Data supplied
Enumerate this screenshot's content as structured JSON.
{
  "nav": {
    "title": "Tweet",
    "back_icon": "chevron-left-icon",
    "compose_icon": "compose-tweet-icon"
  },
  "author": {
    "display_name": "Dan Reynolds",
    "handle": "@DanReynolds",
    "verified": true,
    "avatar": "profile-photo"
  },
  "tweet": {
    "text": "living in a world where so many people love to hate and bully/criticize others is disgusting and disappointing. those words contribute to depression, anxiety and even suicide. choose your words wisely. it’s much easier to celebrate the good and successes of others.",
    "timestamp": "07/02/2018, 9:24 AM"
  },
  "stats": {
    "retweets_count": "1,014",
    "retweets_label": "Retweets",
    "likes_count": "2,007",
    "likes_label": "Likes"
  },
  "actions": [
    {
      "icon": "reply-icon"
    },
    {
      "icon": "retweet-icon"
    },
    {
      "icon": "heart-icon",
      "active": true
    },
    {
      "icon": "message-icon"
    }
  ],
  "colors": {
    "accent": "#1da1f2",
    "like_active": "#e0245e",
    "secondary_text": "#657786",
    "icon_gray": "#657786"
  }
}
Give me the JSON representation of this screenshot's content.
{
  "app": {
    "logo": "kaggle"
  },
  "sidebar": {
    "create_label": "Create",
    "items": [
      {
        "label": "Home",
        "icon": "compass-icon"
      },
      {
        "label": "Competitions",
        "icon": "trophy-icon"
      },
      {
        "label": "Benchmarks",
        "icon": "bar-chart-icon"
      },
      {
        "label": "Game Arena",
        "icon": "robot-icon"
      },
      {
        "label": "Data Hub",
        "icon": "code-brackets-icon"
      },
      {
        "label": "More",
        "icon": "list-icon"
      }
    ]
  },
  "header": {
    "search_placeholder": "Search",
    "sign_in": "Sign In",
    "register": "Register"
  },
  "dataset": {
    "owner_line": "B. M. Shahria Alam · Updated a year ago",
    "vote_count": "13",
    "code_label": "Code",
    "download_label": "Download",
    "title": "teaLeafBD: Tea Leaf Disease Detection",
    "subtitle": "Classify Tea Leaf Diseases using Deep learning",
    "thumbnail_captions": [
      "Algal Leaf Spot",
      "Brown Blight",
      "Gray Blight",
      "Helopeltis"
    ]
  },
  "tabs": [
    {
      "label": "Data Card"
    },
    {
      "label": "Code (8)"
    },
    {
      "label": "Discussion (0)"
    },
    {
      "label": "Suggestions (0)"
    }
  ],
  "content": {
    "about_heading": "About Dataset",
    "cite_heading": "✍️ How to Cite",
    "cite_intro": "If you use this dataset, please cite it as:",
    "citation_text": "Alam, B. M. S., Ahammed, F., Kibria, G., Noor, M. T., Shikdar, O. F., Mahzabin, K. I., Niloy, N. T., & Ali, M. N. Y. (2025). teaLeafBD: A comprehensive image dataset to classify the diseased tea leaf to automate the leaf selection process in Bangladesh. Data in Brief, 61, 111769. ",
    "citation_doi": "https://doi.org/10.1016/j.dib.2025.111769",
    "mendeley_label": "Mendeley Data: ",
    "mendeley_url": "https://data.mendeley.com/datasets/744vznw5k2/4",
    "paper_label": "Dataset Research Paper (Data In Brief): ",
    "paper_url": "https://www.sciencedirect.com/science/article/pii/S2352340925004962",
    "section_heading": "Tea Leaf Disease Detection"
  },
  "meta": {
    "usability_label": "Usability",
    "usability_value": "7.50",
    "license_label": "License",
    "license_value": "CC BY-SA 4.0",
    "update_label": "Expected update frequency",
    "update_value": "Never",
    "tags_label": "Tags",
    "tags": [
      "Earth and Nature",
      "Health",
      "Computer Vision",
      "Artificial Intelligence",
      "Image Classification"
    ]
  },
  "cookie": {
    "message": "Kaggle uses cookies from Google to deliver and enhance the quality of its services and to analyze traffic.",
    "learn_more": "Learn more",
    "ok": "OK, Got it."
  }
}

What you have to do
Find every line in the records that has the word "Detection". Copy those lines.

Answer box
    "title": "teaLeafBD: Tea Leaf Disease Detection",
    "section_heading": "Tea Leaf Disease Detection"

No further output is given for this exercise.